- Problem to work on: Report each line of the data that contains the string "要交社保吗".

Dataset items:
___
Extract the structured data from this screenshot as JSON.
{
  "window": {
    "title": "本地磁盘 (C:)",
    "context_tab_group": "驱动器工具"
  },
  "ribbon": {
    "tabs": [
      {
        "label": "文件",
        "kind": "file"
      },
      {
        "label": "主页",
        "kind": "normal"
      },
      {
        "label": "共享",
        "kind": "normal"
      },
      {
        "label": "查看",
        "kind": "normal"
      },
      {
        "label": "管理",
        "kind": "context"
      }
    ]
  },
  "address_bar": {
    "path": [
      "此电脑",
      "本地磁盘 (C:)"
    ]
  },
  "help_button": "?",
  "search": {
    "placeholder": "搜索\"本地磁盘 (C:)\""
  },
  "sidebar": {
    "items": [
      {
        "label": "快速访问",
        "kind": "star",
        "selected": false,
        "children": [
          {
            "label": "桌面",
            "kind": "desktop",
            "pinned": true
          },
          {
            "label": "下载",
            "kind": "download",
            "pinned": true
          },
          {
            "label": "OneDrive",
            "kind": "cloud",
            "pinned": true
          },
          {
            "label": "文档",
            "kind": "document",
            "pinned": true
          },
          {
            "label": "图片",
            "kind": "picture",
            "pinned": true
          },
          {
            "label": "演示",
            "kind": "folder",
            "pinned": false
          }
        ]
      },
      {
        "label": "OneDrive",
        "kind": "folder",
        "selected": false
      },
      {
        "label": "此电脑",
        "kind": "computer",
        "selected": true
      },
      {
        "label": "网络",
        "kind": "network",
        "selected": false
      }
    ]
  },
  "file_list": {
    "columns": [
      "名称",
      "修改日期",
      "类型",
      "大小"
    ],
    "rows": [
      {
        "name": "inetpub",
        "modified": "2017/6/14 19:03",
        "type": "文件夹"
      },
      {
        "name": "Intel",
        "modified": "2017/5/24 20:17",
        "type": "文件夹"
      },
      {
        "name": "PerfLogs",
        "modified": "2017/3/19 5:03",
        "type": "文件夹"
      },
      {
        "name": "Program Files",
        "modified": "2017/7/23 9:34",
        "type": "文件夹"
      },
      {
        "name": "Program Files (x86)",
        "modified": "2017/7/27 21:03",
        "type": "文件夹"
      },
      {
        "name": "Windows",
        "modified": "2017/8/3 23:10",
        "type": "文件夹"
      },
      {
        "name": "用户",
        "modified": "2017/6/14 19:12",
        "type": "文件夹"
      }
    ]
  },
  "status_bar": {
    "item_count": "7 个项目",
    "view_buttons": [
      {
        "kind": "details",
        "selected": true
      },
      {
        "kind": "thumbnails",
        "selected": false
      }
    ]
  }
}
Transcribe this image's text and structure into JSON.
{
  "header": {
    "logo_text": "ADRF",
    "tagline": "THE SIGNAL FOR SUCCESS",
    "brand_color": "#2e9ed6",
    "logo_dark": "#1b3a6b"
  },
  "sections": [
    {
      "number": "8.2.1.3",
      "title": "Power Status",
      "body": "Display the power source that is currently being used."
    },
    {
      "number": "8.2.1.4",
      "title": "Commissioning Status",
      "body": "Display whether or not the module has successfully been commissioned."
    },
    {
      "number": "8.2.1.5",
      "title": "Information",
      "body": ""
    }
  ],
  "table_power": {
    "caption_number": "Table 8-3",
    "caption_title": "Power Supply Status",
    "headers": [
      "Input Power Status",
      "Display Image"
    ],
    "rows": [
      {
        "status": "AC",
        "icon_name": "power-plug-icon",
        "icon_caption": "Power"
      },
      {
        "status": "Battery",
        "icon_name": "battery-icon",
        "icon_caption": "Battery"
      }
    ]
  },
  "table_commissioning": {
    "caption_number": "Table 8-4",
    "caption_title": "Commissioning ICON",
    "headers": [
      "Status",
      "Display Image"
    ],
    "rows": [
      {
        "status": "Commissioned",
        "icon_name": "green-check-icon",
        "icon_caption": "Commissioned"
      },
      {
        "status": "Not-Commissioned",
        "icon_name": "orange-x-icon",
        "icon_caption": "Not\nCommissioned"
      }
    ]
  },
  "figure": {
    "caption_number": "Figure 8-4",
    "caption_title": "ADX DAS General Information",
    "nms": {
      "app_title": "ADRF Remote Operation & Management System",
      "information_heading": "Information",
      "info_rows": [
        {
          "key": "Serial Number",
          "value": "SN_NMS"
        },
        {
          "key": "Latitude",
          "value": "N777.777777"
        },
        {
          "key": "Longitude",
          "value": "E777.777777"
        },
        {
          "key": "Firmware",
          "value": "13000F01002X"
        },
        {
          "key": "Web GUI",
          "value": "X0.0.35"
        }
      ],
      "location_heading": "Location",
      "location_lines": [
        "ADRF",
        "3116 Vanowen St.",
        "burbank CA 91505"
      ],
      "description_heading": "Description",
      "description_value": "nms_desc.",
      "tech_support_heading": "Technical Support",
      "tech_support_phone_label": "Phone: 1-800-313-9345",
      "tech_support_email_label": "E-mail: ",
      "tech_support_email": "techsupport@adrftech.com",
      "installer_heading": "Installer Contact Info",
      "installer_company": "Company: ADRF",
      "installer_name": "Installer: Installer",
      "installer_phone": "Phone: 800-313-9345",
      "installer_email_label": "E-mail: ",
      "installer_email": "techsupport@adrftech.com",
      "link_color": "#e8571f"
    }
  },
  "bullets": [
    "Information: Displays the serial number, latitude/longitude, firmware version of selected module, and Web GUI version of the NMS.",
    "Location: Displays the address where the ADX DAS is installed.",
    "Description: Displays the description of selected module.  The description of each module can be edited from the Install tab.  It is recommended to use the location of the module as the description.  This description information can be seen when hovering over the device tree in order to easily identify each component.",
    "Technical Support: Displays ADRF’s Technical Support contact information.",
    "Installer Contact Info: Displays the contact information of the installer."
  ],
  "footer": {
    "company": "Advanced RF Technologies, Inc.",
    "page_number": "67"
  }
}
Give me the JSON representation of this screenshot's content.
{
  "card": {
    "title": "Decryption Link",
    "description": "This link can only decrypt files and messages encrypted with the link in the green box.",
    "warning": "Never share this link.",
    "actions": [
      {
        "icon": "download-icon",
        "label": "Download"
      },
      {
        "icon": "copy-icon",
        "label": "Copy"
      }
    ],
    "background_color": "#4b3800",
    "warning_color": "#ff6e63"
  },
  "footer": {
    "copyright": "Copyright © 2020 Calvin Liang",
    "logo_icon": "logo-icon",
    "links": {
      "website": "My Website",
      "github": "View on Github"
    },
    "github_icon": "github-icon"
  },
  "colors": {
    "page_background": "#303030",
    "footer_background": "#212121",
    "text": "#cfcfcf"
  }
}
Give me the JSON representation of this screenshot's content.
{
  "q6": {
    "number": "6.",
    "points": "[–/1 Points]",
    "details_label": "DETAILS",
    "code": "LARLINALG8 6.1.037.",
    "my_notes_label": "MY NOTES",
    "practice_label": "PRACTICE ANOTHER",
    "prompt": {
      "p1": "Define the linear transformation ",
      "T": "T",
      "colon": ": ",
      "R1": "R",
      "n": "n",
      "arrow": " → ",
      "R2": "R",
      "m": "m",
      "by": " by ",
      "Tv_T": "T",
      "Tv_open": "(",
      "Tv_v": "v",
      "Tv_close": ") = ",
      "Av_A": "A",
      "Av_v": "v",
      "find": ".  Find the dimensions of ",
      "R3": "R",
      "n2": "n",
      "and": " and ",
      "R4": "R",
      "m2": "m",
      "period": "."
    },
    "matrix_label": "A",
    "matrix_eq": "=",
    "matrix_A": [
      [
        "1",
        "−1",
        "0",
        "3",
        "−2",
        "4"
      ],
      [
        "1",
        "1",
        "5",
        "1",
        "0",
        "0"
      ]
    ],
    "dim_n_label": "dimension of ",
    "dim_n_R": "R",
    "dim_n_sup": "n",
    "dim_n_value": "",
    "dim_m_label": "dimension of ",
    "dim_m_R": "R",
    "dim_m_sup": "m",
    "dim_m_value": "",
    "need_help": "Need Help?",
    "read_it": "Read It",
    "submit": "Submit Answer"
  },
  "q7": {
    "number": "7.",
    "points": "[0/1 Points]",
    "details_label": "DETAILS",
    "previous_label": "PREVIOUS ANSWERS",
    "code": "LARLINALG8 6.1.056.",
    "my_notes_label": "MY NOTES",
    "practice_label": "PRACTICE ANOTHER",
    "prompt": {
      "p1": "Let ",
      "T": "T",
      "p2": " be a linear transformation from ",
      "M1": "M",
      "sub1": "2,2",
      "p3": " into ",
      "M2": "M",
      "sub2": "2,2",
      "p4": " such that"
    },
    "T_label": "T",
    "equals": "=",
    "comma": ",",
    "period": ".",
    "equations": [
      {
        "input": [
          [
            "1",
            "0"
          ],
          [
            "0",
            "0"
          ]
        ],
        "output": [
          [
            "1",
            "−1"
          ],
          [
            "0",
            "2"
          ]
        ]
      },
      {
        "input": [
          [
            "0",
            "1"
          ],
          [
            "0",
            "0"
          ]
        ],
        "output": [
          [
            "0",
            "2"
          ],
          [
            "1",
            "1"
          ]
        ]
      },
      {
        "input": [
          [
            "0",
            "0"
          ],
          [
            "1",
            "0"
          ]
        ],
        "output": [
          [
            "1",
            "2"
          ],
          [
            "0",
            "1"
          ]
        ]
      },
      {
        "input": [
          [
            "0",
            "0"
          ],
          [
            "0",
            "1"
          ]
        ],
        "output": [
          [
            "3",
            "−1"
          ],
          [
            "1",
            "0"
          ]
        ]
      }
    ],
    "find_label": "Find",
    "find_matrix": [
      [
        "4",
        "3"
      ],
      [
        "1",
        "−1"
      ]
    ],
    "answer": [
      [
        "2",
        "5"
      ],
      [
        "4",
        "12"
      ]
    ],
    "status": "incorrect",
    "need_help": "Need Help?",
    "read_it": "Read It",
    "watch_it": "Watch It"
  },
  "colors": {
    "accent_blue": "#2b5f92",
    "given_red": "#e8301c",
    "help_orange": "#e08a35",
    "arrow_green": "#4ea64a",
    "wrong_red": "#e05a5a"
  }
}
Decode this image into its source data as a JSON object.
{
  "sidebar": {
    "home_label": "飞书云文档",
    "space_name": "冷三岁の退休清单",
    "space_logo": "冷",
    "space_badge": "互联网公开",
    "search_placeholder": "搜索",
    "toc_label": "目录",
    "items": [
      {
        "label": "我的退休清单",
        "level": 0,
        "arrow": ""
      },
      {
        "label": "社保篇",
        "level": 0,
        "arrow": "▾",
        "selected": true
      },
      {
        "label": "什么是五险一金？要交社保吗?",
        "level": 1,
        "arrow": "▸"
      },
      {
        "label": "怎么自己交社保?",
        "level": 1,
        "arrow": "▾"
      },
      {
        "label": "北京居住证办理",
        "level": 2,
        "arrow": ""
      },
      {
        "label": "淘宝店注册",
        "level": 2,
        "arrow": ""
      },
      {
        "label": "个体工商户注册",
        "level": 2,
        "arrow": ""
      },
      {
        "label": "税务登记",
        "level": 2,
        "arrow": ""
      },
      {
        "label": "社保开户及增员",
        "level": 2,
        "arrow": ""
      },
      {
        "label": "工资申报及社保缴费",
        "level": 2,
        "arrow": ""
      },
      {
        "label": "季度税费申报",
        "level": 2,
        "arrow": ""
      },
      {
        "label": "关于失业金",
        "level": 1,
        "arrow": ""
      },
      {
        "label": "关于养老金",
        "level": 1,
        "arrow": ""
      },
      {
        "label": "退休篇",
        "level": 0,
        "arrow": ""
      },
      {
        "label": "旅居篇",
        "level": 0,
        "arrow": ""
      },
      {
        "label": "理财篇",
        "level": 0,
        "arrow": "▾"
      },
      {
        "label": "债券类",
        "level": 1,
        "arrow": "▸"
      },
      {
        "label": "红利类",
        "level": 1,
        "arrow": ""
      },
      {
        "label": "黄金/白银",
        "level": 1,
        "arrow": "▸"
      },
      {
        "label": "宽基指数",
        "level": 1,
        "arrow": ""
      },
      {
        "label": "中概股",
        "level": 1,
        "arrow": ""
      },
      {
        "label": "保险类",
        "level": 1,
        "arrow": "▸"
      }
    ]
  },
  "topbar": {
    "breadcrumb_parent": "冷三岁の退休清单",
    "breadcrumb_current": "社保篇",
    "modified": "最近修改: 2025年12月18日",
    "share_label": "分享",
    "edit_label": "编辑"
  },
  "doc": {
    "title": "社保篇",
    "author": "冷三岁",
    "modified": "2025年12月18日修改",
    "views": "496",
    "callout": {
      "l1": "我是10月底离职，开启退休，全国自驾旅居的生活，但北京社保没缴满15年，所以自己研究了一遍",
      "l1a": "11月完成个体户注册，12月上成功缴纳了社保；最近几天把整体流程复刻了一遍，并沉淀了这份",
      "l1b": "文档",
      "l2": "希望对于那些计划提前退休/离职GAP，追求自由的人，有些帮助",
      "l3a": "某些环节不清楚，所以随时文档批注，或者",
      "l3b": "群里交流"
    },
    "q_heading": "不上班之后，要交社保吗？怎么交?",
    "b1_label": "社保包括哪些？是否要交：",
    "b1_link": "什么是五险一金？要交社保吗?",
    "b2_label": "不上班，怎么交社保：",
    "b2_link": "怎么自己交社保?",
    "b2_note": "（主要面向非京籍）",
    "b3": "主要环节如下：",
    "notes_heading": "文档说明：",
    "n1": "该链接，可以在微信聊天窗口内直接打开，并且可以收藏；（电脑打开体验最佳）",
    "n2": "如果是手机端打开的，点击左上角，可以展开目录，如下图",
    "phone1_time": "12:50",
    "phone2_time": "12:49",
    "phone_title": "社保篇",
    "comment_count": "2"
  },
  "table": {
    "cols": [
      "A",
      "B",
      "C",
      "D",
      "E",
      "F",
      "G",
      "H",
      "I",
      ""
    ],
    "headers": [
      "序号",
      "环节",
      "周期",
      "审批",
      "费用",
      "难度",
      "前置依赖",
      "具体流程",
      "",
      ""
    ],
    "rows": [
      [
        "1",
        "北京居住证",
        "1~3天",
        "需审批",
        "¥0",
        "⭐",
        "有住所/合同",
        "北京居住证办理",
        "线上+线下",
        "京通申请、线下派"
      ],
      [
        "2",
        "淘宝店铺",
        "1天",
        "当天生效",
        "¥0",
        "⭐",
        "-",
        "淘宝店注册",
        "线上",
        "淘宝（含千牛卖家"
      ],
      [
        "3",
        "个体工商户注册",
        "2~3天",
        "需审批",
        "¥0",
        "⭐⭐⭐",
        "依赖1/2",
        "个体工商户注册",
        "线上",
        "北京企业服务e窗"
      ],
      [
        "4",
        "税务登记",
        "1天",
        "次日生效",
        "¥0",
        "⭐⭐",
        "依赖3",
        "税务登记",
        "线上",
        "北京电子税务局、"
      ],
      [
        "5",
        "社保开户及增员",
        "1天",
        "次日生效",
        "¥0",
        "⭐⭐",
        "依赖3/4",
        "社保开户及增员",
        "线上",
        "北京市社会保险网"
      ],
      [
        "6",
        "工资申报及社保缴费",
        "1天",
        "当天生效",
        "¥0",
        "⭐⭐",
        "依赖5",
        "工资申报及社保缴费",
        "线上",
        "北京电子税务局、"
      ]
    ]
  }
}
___
- Answer to this problem:
        "label": "什么是五险一金？要交社保吗?",
    "q_heading": "不上班之后，要交社保吗？怎么交?",
    "b1_link": "什么是五险一金？要交社保吗?",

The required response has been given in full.